prologue (to plutarchs book) Chrysanthou, Plutarch's 'Parallel Lives': Narrative Technique and Moral Judgement (2018) 39, 40, 54, 56
questions (narrative technique), in the prologues Chrysanthou, Plutarch's 'Parallel Lives': Narrative Technique and Moral Judgement (2018) 40
questions (narrative technique), rhetorical Chrysanthou, Plutarch's 'Parallel Lives': Narrative Technique and Moral Judgement (2018) 40
questions (narrative technique) Chrysanthou, Plutarch's 'Parallel Lives': Narrative Technique and Moral Judgement (2018) 40
readers, critical/resistant Chrysanthou, Plutarch's 'Parallel Lives': Narrative Technique and Moral Judgement (2018) 39, 40

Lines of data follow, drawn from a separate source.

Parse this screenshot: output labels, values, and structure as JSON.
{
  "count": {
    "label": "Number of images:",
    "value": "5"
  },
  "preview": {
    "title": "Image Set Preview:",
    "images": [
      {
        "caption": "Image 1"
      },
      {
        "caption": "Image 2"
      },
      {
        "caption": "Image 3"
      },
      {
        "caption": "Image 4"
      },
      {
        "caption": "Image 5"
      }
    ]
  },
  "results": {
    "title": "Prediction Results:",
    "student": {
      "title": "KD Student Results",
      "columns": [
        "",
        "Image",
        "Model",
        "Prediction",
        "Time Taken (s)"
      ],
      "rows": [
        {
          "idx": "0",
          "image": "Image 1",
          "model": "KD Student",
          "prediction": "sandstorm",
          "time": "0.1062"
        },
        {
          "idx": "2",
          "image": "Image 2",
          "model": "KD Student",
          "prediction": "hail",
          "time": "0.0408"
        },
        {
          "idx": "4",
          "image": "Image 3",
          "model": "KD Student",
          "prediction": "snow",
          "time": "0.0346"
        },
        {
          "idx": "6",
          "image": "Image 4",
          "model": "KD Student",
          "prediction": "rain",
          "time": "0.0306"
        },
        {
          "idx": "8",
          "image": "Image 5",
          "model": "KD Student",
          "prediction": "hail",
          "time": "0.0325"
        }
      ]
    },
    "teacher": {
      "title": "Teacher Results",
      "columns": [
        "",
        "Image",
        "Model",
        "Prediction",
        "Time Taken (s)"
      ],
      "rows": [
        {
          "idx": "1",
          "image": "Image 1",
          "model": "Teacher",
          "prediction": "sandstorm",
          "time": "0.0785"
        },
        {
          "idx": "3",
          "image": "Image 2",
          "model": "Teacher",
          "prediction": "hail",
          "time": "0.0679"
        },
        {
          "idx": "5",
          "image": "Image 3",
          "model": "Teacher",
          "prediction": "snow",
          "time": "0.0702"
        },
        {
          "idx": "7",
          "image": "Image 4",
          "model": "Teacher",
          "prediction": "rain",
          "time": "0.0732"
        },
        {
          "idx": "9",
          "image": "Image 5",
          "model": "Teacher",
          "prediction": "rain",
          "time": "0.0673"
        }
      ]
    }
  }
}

reflection, moral Chrysanthou, Plutarch's 'Parallel Lives': Narrative Technique and Moral Judgement (2018) 39
rhetoric(al), of plutarch Chrysanthou, Plutarch's 'Parallel Lives': Narrative Technique and Moral Judgement (2018) 40
rhetoric(al), of the subjects Chrysanthou, Plutarch's 'Parallel Lives': Narrative Technique and Moral Judgement (2018) 56
sayings Chrysanthou, Plutarch's 'Parallel Lives': Narrative Technique and Moral Judgement (2018) 40
sea imagery Chrysanthou, Plutarch's 'Parallel Lives': Narrative Technique and Moral Judgement (2018) 56
speech(es) Chrysanthou, Plutarch's 'Parallel Lives': Narrative Technique and Moral Judgement (2018) 56
statues Chrysanthou, Plutarch's 'Parallel Lives': Narrative Technique and Moral Judgement (2018) 56
teachers, the subjects as' Chrysanthou, Plutarch's 'Parallel Lives': Narrative Technique and Moral Judgement (2018) 56
teachers, the subjects as Chrysanthou, Plutarch's 'Parallel Lives': Narrative Technique and Moral Judgement (2018) 54